ACTIVITY: Could the data underneath be repeated exactly, in full?

RECORDS PROVIDED:
------------------------------------------------------------
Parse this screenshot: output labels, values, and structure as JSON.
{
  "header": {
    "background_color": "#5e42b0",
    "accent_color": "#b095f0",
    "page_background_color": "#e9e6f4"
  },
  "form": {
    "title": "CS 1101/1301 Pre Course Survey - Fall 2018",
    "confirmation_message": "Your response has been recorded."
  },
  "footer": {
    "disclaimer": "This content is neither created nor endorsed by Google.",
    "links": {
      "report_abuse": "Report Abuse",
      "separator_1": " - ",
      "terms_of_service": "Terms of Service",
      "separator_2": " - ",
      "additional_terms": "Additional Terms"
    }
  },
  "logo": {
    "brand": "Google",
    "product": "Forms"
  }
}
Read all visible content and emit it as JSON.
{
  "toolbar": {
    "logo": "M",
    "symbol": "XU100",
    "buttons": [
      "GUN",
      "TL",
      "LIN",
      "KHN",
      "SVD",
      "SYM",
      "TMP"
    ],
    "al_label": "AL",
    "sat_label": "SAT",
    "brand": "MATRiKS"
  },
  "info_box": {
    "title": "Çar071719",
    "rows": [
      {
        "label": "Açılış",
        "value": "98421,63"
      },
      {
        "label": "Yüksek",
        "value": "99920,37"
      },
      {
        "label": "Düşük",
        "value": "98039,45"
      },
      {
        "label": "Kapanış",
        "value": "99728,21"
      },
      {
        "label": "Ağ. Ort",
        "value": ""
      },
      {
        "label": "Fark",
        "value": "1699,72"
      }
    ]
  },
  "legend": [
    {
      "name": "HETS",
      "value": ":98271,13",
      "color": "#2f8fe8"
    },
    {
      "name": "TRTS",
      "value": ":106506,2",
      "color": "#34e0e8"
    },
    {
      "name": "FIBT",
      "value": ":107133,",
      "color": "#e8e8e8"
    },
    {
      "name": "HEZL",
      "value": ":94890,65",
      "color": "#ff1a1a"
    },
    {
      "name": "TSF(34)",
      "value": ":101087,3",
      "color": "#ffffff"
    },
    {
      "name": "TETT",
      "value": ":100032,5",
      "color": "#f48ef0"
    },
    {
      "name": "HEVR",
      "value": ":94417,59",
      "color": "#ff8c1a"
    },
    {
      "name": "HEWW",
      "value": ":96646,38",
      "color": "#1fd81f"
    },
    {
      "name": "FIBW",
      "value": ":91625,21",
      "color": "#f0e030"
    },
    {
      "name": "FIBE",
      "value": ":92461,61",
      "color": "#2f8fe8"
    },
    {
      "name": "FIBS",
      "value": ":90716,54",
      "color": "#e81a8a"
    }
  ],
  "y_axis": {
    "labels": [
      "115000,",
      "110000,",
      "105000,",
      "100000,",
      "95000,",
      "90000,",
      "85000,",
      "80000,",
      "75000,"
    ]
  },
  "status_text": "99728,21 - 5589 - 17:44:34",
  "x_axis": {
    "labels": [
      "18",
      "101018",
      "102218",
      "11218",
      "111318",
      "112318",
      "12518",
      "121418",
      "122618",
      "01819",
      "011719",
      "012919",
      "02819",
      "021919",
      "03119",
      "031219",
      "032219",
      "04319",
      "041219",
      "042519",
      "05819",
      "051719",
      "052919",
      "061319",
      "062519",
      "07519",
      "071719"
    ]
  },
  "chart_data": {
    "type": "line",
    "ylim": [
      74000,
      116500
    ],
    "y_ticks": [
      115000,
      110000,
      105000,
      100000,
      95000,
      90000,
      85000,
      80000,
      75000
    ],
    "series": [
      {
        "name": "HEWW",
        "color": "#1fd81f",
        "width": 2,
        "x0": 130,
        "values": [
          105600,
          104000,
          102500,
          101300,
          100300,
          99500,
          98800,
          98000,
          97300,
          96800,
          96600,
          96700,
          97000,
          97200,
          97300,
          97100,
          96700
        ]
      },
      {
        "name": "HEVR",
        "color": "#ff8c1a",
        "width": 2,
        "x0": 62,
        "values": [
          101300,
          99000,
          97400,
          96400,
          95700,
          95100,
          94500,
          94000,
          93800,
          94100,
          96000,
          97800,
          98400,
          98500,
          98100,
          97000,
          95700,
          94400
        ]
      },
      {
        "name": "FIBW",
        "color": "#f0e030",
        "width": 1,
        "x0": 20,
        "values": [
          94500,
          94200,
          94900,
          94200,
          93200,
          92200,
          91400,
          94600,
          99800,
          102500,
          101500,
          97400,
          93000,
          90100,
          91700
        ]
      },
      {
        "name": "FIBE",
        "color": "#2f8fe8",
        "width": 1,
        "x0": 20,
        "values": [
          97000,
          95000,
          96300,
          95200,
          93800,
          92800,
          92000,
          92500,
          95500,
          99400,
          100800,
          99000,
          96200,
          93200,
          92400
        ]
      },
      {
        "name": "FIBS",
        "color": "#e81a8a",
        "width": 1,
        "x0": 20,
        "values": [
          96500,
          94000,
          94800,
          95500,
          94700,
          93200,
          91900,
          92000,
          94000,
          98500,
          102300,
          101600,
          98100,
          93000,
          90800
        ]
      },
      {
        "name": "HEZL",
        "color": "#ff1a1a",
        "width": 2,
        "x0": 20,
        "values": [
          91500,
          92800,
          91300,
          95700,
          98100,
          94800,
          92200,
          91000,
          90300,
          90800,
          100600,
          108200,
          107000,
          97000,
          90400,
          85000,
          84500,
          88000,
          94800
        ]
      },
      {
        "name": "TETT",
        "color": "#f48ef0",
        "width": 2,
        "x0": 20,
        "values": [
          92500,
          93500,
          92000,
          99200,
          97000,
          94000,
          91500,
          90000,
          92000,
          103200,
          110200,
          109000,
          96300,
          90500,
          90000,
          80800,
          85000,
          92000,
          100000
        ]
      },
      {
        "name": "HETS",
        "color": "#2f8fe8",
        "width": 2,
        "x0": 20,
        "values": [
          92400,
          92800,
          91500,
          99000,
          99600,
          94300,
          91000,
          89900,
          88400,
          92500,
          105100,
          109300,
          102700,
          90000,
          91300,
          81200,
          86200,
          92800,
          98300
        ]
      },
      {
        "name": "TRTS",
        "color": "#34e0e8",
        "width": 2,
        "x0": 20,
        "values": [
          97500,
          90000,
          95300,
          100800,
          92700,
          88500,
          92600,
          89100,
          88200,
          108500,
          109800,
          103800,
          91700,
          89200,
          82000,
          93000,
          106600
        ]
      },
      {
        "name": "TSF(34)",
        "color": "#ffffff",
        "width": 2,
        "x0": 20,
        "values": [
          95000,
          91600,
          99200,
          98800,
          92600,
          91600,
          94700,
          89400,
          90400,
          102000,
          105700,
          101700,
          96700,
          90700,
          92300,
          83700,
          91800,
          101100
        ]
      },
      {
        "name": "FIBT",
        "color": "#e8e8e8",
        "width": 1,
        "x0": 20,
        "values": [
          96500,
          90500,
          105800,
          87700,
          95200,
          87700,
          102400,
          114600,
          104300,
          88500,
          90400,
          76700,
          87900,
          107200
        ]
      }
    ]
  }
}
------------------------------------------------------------
OUTPUT OF THE EXERCISE:
Parse this screenshot: output labels, values, and structure as JSON.
{
  "header": {
    "background_color": "#5e42b0",
    "accent_color": "#b095f0",
    "page_background_color": "#e9e6f4"
  },
  "form": {
    "title": "CS 1101/1301 Pre Course Survey - Fall 2018",
    "confirmation_message": "Your response has been recorded."
  },
  "footer": {
    "disclaimer": "This content is neither created nor endorsed by Google.",
    "links": {
      "report_abuse": "Report Abuse",
      "separator_1": " - ",
      "terms_of_service": "Terms of Service",
      "separator_2": " - ",
      "additional_terms": "Additional Terms"
    }
  },
  "logo": {
    "brand": "Google",
    "product": "Forms"
  }
}
Read all visible content and emit it as JSON.
{
  "toolbar": {
    "logo": "M",
    "symbol": "XU100",
    "buttons": [
      "GUN",
      "TL",
      "LIN",
      "KHN",
      "SVD",
      "SYM",
      "TMP"
    ],
    "al_label": "AL",
    "sat_label": "SAT",
    "brand": "MATRiKS"
  },
  "info_box": {
    "title": "Çar071719",
    "rows": [
      {
        "label": "Açılış",
        "value": "98421,63"
      },
      {
        "label": "Yüksek",
        "value": "99920,37"
      },
      {
        "label": "Düşük",
        "value": "98039,45"
      },
      {
        "label": "Kapanış",
        "value": "99728,21"
      },
      {
        "label": "Ağ. Ort",
        "value": ""
      },
      {
        "label": "Fark",
        "value": "1699,72"
      }
    ]
  },
  "legend": [
    {
      "name": "HETS",
      "value": ":98271,13",
      "color": "#2f8fe8"
    },
    {
      "name": "TRTS",
      "value": ":106506,2",
      "color": "#34e0e8"
    },
    {
      "name": "FIBT",
      "value": ":107133,",
      "color": "#e8e8e8"
    },
    {
      "name": "HEZL",
      "value": ":94890,65",
      "color": "#ff1a1a"
    },
    {
      "name": "TSF(34)",
      "value": ":101087,3",
      "color": "#ffffff"
    },
    {
      "name": "TETT",
      "value": ":100032,5",
      "color": "#f48ef0"
    },
    {
      "name": "HEVR",
      "value": ":94417,59",
      "color": "#ff8c1a"
    },
    {
      "name": "HEWW",
      "value": ":96646,38",
      "color": "#1fd81f"
    },
    {
      "name": "FIBW",
      "value": ":91625,21",
      "color": "#f0e030"
    },
    {
      "name": "FIBE",
      "value": ":92461,61",
      "color": "#2f8fe8"
    },
    {
      "name": "FIBS",
      "value": ":90716,54",
      "color": "#e81a8a"
    }
  ],
  "y_axis": {
    "labels": [
      "115000,",
      "110000,",
      "105000,",
      "100000,",
      "95000,",
      "90000,",
      "85000,",
      "80000,",
      "75000,"
    ]
  },
  "status_text": "99728,21 - 5589 - 17:44:34",
  "x_axis": {
    "labels": [
      "18",
      "101018",
      "102218",
      "11218",
      "111318",
      "112318",
      "12518",
      "121418",
      "122618",
      "01819",
      "011719",
      "012919",
      "02819",
      "021919",
      "03119",
      "031219",
      "032219",
      "04319",
      "041219",
      "042519",
      "05819",
      "051719",
      "052919",
      "061319",
      "062519",
      "07519",
      "071719"
    ]
  },
  "chart_data": {
    "type": "line",
    "ylim": [
      74000,
      116500
    ],
    "y_ticks": [
      115000,
      110000,
      105000,
      100000,
      95000,
      90000,
      85000,
      80000,
      75000
    ],
    "series": [
      {
        "name": "HEWW",
        "color": "#1fd81f",
        "width": 2,
        "x0": 130,
        "values": [
          105600,
          104000,
          102500,
          101300,
          100300,
          99500,
          98800,
          98000,
          97300,
          96800,
          96600,
          96700,
          97000,
          97200,
          97300,
          97100,
          96700
        ]
      },
      {
        "name": "HEVR",
        "color": "#ff8c1a",
        "width": 2,
        "x0": 62,
        "values": [
          101300,
          99000,
          97400,
          96400,
          95700,
          95100,
          94500,
          94000,
          93800,
          94100,
          96000,
          97800,
          98400,
          98500,
          98100,
          97000,
          95700,
          94400
        ]
      },
      {
        "name": "FIBW",
        "color": "#f0e030",
        "width": 1,
        "x0": 20,
        "values": [
          94500,
          94200,
          94900,
          94200,
          93200,
          92200,
          91400,
          94600,
          99800,
          102500,
          101500,
          97400,
          93000,
          90100,
          91700
        ]
      },
      {
        "name": "FIBE",
        "color": "#2f8fe8",
        "width": 1,
        "x0": 20,
        "values": [
          97000,
          95000,
          96300,
          95200,
          93800,
          92800,
          92000,
          92500,
          95500,
          99400,
          100800,
          99000,
          96200,
          93200,
          92400
        ]
      },
      {
        "name": "FIBS",
        "color": "#e81a8a",
        "width": 1,
        "x0": 20,
        "values": [
          96500,
          94000,
          94800,
          95500,
          94700,
          93200,
          91900,
          92000,
          94000,
          98500,
          102300,
          101600,
          98100,
          93000,
          90800
        ]
      },
      {
        "name": "HEZL",
        "color": "#ff1a1a",
        "width": 2,
        "x0": 20,
        "values": [
          91500,
          92800,
          91300,
          95700,
          98100,
          94800,
          92200,
          91000,
          90300,
          90800,
          100600,
          108200,
          107000,
          97000,
          90400,
          85000,
          84500,
          88000,
          94800
        ]
      },
      {
        "name": "TETT",
        "color": "#f48ef0",
        "width": 2,
        "x0": 20,
        "values": [
          92500,
          93500,
          92000,
          99200,
          97000,
          94000,
          91500,
          90000,
          92000,
          103200,
          110200,
          109000,
          96300,
          90500,
          90000,
          80800,
          85000,
          92000,
          100000
        ]
      },
      {
        "name": "HETS",
        "color": "#2f8fe8",
        "width": 2,
        "x0": 20,
        "values": [
          92400,
          92800,
          91500,
          99000,
          99600,
          94300,
          91000,
          89900,
          88400,
          92500,
          105100,
          109300,
          102700,
          90000,
          91300,
          81200,
          86200,
          92800,
          98300
        ]
      },
      {
        "name": "TRTS",
        "color": "#34e0e8",
        "width": 2,
        "x0": 20,
        "values": [
          97500,
          90000,
          95300,
          100800,
          92700,
          88500,
          92600,
          89100,
          88200,
          108500,
          109800,
          103800,
          91700,
          89200,
          82000,
          93000,
          106600
        ]
      },
      {
        "name": "TSF(34)",
        "color": "#ffffff",
        "width": 2,
        "x0": 20,
        "values": [
          95000,
          91600,
          99200,
          98800,
          92600,
          91600,
          94700,
          89400,
          90400,
          102000,
          105700,
          101700,
          96700,
          90700,
          92300,
          83700,
          91800,
          101100
        ]
      },
      {
        "name": "FIBT",
        "color": "#e8e8e8",
        "width": 1,
        "x0": 20,
        "values": [
          96500,
          90500,
          105800,
          87700,
          95200,
          87700,
          102400,
          114600,
          104300,
          88500,
          90400,
          76700,
          87900,
          107200
        ]
      }
    ]
  }
}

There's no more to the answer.